EXERCISE REQUIREMENTS
Read the records below and report each line in which "atguigudb" occurs.

[Data records for software interfaces]

+++

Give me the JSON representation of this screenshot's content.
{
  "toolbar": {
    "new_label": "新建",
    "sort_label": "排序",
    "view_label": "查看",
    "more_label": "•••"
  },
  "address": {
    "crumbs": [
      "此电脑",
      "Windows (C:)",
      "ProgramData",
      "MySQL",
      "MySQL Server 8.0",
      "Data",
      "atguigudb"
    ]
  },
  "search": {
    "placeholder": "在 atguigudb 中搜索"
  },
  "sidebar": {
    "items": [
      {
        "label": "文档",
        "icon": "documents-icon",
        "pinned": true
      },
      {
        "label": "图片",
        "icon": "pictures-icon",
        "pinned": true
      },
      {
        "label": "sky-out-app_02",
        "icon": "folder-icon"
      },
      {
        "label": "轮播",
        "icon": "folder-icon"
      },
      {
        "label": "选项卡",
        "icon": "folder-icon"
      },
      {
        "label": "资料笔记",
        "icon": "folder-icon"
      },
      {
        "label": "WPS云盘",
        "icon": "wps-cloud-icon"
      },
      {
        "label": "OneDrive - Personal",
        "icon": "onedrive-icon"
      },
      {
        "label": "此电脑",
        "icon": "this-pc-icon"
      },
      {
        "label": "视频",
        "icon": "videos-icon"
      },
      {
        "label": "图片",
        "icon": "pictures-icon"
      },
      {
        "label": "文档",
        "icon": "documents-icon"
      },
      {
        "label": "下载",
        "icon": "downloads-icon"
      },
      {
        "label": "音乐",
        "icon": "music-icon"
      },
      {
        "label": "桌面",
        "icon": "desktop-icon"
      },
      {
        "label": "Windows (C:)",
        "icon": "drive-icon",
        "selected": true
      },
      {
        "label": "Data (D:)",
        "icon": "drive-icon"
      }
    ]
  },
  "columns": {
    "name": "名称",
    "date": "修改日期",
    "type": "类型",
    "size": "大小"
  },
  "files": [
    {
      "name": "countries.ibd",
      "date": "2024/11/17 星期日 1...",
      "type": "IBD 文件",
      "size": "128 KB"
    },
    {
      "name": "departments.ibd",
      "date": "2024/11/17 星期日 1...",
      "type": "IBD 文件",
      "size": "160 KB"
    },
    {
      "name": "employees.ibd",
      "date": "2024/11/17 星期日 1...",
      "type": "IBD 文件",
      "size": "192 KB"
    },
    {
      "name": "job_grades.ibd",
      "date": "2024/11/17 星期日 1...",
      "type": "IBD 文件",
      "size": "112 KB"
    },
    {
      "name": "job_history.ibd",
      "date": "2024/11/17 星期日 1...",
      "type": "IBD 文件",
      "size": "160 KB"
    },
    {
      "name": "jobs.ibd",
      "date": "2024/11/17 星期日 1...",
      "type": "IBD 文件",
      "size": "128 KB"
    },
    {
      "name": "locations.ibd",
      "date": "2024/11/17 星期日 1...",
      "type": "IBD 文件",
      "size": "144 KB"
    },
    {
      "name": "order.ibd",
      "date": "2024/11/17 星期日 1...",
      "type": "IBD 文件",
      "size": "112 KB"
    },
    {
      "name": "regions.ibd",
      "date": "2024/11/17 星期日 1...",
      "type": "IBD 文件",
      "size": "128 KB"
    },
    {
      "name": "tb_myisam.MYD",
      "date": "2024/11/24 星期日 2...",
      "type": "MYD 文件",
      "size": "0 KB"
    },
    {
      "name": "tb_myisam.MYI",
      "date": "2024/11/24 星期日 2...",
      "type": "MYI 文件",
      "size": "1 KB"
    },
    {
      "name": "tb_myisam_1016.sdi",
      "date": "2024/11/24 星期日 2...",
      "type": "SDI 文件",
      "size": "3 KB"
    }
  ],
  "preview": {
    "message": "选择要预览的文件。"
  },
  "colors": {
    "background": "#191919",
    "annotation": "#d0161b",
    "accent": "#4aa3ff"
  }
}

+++

THE ANSWER
      "atguigudb"
    "placeholder": "在 atguigudb 中搜索"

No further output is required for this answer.